→ **Your assignment**
Each line of the records below that contains "JSON" needs to be copied.

Items from an interface collection:
* * * *
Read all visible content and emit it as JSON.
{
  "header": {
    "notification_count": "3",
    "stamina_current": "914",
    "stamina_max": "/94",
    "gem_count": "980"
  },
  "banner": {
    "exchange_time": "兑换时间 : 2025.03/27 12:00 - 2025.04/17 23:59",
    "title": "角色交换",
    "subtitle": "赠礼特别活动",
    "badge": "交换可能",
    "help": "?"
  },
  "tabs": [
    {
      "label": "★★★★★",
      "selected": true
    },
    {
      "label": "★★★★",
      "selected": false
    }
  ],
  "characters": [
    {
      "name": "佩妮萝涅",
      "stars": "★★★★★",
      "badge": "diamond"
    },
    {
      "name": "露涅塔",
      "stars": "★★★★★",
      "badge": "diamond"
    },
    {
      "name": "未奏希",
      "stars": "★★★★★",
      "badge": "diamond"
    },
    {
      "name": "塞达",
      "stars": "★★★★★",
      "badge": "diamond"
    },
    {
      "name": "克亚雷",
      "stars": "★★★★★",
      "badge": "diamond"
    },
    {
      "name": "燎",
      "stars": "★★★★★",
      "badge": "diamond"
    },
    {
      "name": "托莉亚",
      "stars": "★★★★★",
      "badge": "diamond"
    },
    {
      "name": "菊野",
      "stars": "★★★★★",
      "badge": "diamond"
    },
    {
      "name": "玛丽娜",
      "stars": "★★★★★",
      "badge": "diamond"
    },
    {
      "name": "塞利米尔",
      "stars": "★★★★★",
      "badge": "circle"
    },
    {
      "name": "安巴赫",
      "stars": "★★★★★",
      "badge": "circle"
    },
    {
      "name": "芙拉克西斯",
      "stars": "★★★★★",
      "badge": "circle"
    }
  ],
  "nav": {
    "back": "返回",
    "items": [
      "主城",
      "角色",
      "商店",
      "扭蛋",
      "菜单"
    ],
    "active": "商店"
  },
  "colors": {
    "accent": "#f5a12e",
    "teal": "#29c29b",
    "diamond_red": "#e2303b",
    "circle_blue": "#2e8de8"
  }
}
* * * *
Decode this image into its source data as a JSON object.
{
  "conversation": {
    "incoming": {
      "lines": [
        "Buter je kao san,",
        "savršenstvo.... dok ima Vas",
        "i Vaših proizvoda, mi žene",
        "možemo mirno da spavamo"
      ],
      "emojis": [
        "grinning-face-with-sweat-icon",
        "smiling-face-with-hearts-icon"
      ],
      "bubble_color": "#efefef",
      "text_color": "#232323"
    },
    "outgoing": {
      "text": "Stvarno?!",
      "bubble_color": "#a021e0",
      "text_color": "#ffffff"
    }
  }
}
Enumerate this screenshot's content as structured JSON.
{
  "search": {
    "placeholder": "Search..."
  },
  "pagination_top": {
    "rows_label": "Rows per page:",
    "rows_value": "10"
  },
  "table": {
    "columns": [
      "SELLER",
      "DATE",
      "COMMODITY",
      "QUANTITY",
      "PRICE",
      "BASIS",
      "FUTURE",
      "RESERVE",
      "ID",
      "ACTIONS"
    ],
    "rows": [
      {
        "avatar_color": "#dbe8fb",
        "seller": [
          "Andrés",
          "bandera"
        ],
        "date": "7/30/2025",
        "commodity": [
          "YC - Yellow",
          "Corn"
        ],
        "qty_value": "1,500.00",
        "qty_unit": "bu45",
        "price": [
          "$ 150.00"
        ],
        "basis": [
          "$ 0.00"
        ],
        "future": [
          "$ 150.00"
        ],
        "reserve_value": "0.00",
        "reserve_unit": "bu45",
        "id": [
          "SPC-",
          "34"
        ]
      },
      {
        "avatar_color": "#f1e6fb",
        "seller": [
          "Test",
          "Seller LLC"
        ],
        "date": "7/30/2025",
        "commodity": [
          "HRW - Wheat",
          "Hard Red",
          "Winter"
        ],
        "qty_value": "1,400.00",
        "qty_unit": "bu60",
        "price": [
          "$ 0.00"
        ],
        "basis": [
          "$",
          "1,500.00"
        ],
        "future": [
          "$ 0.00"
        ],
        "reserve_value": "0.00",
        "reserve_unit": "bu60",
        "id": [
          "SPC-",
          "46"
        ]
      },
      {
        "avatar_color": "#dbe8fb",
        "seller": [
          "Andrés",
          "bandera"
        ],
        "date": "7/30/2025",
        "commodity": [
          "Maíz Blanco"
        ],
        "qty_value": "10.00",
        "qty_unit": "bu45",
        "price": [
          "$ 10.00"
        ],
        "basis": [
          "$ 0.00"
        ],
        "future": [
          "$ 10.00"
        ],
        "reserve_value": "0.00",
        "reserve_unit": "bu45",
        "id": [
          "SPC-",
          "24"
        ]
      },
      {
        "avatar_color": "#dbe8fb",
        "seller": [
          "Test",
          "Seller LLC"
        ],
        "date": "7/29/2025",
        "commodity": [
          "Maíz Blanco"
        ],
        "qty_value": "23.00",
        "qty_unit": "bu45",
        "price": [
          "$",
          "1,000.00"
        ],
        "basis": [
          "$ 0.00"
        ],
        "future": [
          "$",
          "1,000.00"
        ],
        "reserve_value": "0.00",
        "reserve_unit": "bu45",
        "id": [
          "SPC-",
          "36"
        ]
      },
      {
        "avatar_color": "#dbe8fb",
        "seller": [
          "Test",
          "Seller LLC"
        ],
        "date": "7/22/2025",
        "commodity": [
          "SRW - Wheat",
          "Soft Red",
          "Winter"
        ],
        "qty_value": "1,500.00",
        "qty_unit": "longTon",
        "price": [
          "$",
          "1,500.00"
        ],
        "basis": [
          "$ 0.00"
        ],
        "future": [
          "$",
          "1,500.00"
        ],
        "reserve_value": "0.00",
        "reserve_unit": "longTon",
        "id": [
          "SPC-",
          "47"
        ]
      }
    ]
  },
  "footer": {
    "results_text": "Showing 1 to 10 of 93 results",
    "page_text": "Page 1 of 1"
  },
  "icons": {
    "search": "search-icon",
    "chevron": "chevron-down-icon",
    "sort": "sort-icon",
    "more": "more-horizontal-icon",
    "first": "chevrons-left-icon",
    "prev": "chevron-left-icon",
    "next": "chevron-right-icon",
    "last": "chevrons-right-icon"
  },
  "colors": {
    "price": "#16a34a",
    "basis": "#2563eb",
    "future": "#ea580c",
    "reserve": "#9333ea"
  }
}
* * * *
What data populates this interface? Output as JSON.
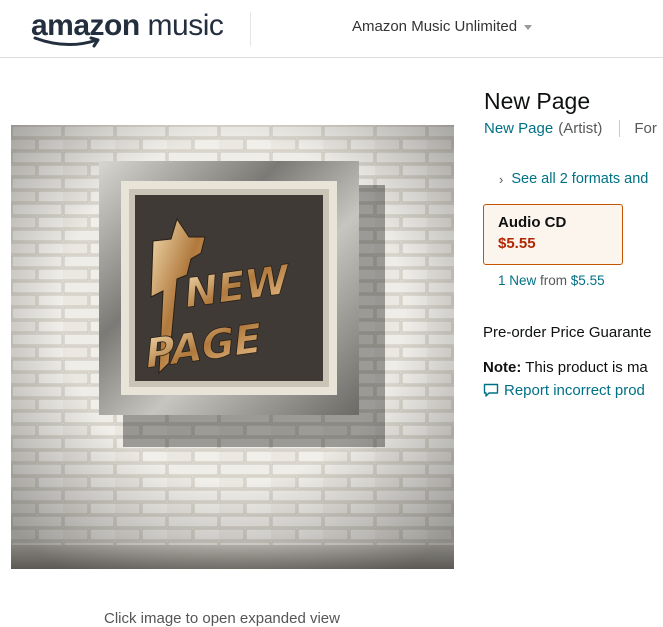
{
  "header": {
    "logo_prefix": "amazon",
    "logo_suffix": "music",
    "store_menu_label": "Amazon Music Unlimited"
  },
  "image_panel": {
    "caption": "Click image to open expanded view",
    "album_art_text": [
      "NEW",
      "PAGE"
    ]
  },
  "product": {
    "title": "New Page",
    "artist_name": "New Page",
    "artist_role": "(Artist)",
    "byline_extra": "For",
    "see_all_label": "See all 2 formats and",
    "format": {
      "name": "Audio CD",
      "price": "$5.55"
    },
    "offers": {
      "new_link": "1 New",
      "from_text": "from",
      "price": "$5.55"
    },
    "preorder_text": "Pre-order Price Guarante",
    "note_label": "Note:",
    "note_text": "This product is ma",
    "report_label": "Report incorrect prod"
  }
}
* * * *
→ **Task output**
Read all visible content and emit it as JSON.
Decode this image into its source data as a JSON object.
Enumerate this screenshot's content as structured JSON.
What data populates this interface? Output as JSON.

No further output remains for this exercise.